G‑d's corporeal instruments seemingly justified this contention. In the Israelites' experience, the Divine presence often dwelled in tangible, or at least visible, symbols and, indeed, artifacts. At the Reed Sea it was Moses' staff, at Sinai it was a cloud of glory, in the tabernacle it would be a sacred ark and its extending cherubs. The people saw these accouterments as deified links between an incorporeal G‑d and a physical people. Their mistake was that while those objects had indeed been chosen by G‑d to become a vehicle for his manifestation, they could serve as such only by as the result of the Divine choice and action. Man, however, has neither the authority nor the ability to choose his own vehicle and appoint it a link to G‑d, let alone endow it with divine properties.

After their Sinai experience, the people looked to Moses as the primary intermediary. When G‑d uttered the commandments, the people found the experience overwhelming. They asked Moses to stand as their intermediary and transmit G‑d's message to them.5 They saw Moses as endowed with deified properties and perceived in him a link to the true G‑d, creator of heaven and earth.
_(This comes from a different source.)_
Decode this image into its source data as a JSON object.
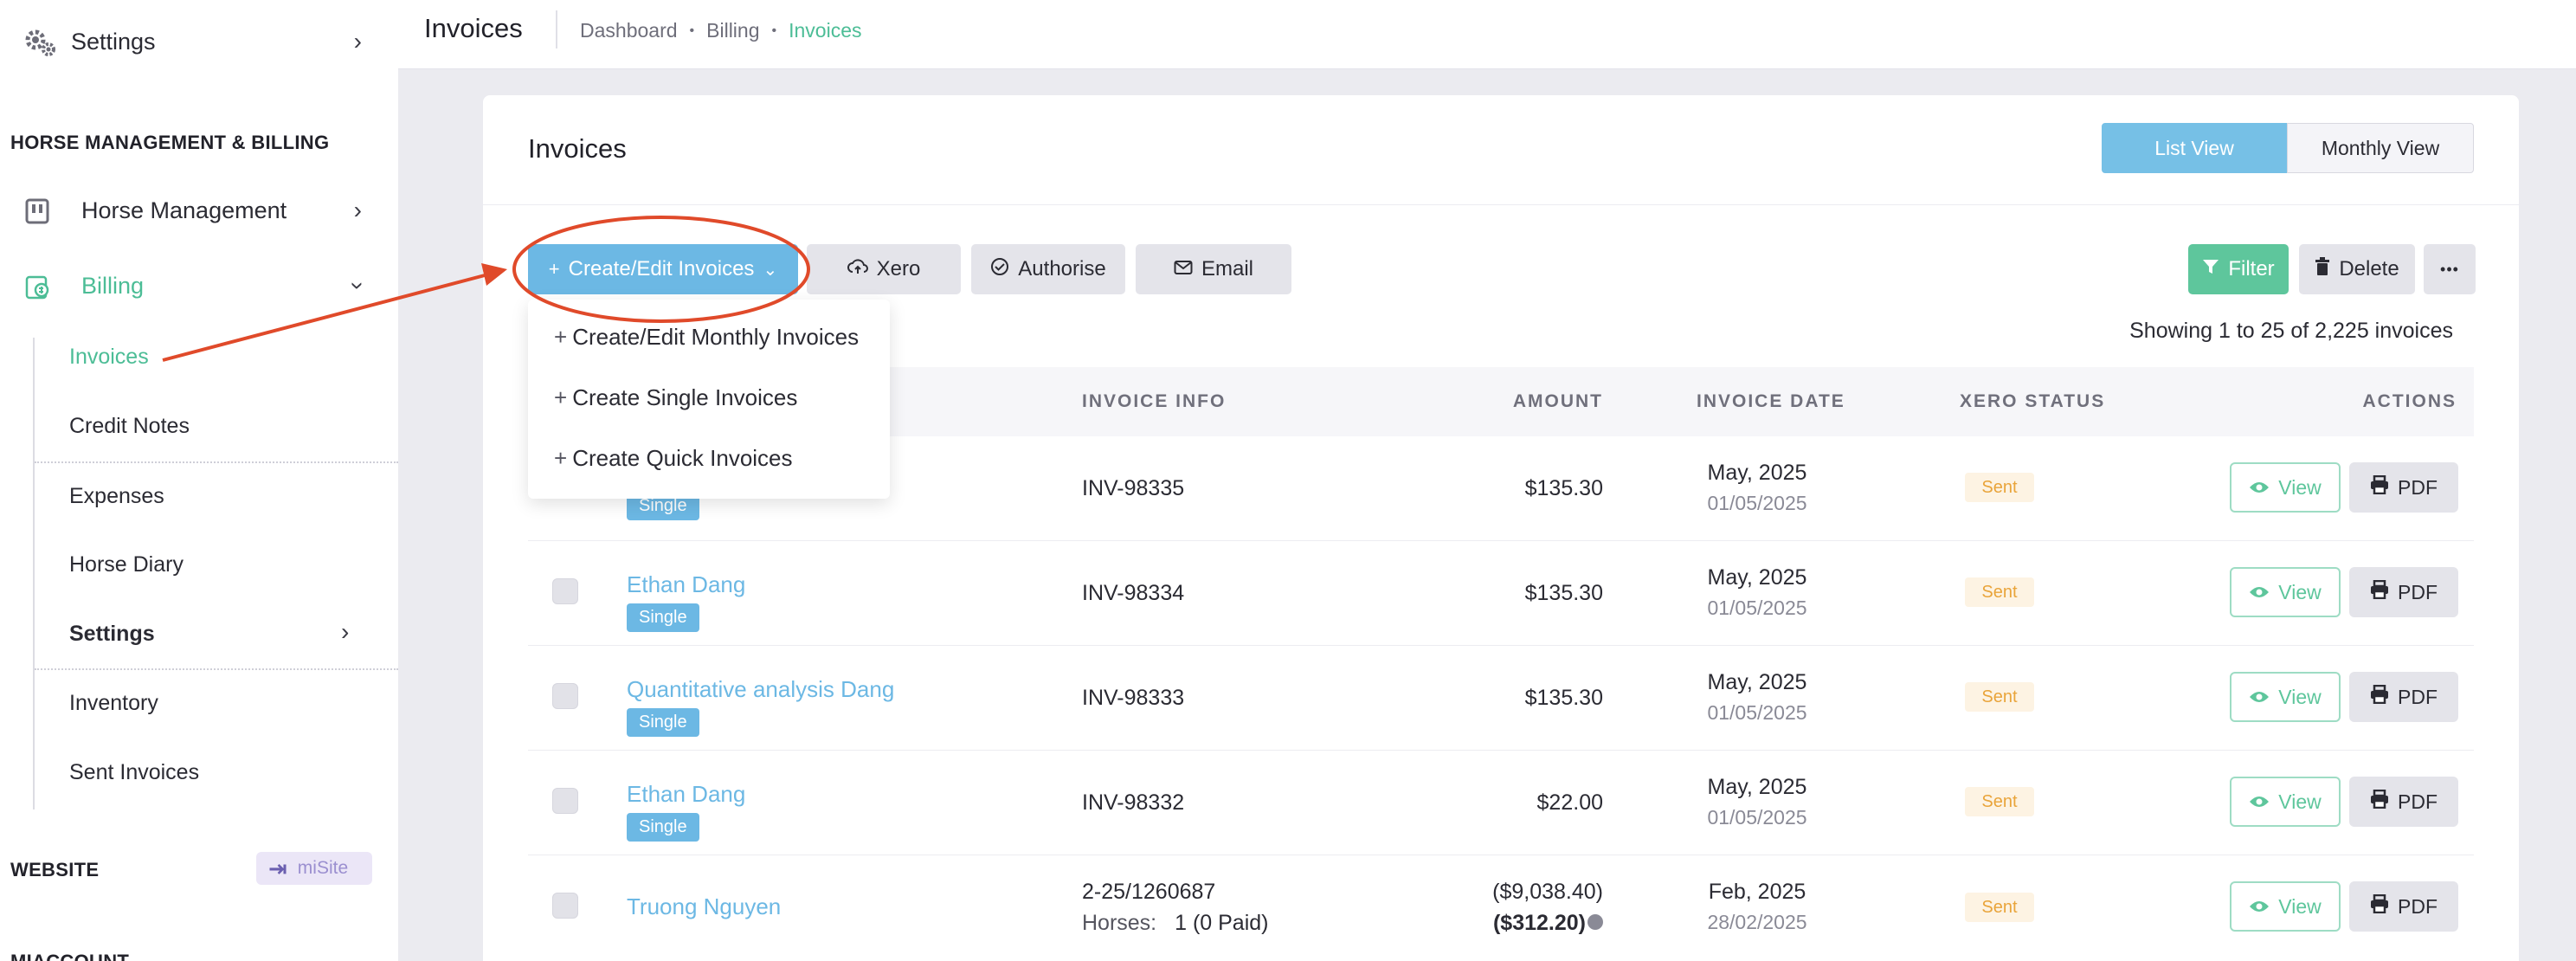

Again, their mistake was that they saw their "intermediary," rather than G‑d, as the initiative for revelation. For them, it was not G‑d who had brought them out of Egypt by means of Moses, but Moses who had influenced G‑d to redeem them. They had not yet absorbed the Jewish concept that man has direct access to G‑d, but it is G‑d, not man, who established the actions and instruments via which He can be reached.6

A Physical Object

When they thought Moses died, it appeared crucial that a replacement be found. Without one there would be no further access to G‑d and no method of securing his grace. But this time they sought a physical object rather then a living human.

Physical objects, they reasoned, can be safely preserved; they don't walk away and disappear as Moses did.7

Aaron's Role

Aaron understood the people's mistake, but recognized that if he refused or rebuked them, they would proceed on their own, unhampered.8 He decided to engage them and draw out the process so as to gain a little time, certain that Moses would soon return.

He first demanded that they remove their gold earrings,9 hoping that they would hesitate to relinquish their jewelry; but the people promptly complied. After melting down the gold, Aaron began to single-handedly design and mold a calf.10 Aaron then took up an engraving tool and adorned the calf with beautiful images.11

Upon completion of the calf, he set about building an altar for it. Insisting that only the high priest may build G‑d's altar, he refused all help and painstakingly built it through the night, fully expecting that Moses would return in the morning. But Aaron underestimated the people's zeal. They woke early in the morning and, with Aaron still asleep, 12 deified the calf and worshipped it.

Only a handful of Jews were guilty of outright idolatry that morning by actually declaring the calf to be "the G‑d of Israel." 13 Most were only guilty of deifying a physical object in their quest for a link to G‑d. As soon as Moses returned, their need for the calf was obviated and they did not rebel when Moses destroyed it. 14

The Tabernacle

Following the Golden Calf fiasco, the Tabernacle (Mishkan) was errected at the center of the Israelite camp to house the Divine Presence. In G‑d's words to Moses, "They shall make for Me a sanctuary, and I shall dwell amidst them."15

The Tabernacle succeeded where the calf failed because, in the Tabernacle, physical objects become sacred only when they were so designated by G‑d. Unlike the calf, the Tabernacle was chosen at G‑d's behest and therefore became sacred. Indeed, the Tabernacle was considered an atonement for and rectification of the sin of the Golden Calf.